■ **Assignment**
Go through the entries below, tally each line with the string "almássy", and give the final number by itself.

== Record extracts ==

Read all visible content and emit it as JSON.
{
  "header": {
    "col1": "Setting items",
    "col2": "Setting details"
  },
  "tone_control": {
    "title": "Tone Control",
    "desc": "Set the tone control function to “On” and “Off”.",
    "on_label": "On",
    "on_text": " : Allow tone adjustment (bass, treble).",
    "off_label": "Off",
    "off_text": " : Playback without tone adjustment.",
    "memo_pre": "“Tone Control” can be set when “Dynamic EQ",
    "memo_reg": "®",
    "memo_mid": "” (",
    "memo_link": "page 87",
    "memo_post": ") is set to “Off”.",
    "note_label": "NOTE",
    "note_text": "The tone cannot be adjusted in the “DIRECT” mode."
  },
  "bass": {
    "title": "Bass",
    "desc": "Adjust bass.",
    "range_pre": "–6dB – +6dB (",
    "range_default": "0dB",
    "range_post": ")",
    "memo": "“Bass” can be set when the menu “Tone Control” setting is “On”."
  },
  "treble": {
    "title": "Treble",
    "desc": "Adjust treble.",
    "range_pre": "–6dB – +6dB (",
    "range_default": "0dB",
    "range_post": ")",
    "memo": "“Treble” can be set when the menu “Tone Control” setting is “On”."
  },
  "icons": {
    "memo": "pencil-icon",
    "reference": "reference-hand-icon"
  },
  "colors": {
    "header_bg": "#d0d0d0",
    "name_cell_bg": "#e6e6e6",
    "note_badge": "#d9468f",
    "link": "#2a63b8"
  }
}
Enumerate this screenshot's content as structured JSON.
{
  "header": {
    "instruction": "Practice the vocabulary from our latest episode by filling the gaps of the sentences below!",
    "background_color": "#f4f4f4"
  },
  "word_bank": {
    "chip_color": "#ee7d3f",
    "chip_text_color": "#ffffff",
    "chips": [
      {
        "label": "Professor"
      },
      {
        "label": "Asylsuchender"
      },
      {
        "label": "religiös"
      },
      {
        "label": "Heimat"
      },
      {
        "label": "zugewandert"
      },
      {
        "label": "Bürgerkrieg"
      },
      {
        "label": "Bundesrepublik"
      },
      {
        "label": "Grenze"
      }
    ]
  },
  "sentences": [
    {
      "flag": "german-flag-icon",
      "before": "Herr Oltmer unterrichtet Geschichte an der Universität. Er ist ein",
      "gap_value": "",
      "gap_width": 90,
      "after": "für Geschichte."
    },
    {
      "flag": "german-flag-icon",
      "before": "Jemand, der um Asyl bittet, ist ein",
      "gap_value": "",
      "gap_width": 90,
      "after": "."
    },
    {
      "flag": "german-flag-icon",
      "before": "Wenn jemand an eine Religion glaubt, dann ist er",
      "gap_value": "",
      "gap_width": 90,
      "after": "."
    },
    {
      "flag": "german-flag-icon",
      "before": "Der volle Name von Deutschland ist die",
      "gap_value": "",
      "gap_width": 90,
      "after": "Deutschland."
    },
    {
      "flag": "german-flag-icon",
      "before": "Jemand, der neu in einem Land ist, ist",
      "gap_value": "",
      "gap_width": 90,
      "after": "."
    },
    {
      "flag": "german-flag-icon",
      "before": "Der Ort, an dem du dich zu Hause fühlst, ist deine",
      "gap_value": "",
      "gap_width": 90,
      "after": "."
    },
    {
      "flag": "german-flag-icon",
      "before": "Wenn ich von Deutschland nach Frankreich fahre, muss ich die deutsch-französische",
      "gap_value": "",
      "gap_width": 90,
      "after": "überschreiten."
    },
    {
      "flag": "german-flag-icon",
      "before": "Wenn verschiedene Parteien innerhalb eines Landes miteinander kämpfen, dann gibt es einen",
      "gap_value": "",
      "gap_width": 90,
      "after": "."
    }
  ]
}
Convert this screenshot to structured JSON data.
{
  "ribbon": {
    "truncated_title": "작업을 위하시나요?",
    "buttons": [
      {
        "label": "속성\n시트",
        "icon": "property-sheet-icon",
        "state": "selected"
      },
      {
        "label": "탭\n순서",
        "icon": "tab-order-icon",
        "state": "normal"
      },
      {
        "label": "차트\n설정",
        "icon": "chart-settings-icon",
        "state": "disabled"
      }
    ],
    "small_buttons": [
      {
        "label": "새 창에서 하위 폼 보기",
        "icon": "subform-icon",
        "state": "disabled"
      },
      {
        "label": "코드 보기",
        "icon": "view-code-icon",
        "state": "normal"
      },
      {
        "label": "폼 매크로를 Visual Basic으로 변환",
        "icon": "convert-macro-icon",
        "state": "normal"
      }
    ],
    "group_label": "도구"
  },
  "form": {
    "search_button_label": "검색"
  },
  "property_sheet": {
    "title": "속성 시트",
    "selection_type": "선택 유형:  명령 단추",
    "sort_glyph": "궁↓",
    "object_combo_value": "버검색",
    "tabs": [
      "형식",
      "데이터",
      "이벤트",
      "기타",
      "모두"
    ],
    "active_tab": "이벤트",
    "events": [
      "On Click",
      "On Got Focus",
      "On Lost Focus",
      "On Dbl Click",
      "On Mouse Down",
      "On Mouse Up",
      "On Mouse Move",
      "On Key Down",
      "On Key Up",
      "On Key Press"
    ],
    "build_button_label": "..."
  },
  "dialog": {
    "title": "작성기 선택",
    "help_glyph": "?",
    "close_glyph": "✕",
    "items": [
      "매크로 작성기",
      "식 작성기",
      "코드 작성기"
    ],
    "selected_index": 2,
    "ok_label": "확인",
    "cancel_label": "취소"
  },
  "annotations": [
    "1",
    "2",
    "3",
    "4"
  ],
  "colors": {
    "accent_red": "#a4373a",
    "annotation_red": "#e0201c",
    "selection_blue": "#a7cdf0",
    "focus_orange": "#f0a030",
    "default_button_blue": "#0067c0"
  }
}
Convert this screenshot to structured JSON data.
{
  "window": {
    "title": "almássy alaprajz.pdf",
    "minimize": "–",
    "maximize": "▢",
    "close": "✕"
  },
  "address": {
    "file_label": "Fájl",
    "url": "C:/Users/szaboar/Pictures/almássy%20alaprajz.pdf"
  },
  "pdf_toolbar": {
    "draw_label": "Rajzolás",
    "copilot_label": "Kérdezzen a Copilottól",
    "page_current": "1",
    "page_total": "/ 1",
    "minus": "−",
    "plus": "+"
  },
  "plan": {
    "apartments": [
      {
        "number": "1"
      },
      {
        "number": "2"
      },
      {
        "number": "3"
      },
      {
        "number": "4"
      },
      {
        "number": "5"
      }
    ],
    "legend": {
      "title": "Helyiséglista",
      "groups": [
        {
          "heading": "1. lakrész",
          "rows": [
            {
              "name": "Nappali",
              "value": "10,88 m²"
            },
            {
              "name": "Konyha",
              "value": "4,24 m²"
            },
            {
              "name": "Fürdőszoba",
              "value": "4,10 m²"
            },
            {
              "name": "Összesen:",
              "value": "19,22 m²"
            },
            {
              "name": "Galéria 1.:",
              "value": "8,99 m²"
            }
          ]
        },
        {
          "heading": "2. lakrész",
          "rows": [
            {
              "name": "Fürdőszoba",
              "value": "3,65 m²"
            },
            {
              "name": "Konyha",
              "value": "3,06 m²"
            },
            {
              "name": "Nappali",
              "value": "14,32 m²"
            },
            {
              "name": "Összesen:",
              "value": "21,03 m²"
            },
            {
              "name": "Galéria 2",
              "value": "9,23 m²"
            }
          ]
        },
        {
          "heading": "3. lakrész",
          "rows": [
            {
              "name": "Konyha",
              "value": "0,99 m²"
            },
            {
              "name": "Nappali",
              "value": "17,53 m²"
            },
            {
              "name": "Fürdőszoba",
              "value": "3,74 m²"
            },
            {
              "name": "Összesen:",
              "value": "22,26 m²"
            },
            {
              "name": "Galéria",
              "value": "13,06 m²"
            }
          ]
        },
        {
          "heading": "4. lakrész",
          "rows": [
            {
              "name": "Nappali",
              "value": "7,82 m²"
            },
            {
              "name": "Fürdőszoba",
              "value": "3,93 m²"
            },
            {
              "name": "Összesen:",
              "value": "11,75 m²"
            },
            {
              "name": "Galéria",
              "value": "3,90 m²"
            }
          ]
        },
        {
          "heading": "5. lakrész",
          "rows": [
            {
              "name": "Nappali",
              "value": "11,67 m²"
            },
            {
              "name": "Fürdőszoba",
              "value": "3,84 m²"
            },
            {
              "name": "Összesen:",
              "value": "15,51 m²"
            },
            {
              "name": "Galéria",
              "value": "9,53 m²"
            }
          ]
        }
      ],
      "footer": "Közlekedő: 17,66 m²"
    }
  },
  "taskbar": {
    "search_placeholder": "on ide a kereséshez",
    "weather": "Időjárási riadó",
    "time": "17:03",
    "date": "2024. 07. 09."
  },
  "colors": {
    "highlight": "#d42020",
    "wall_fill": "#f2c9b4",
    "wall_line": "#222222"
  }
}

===

■ **Result**
2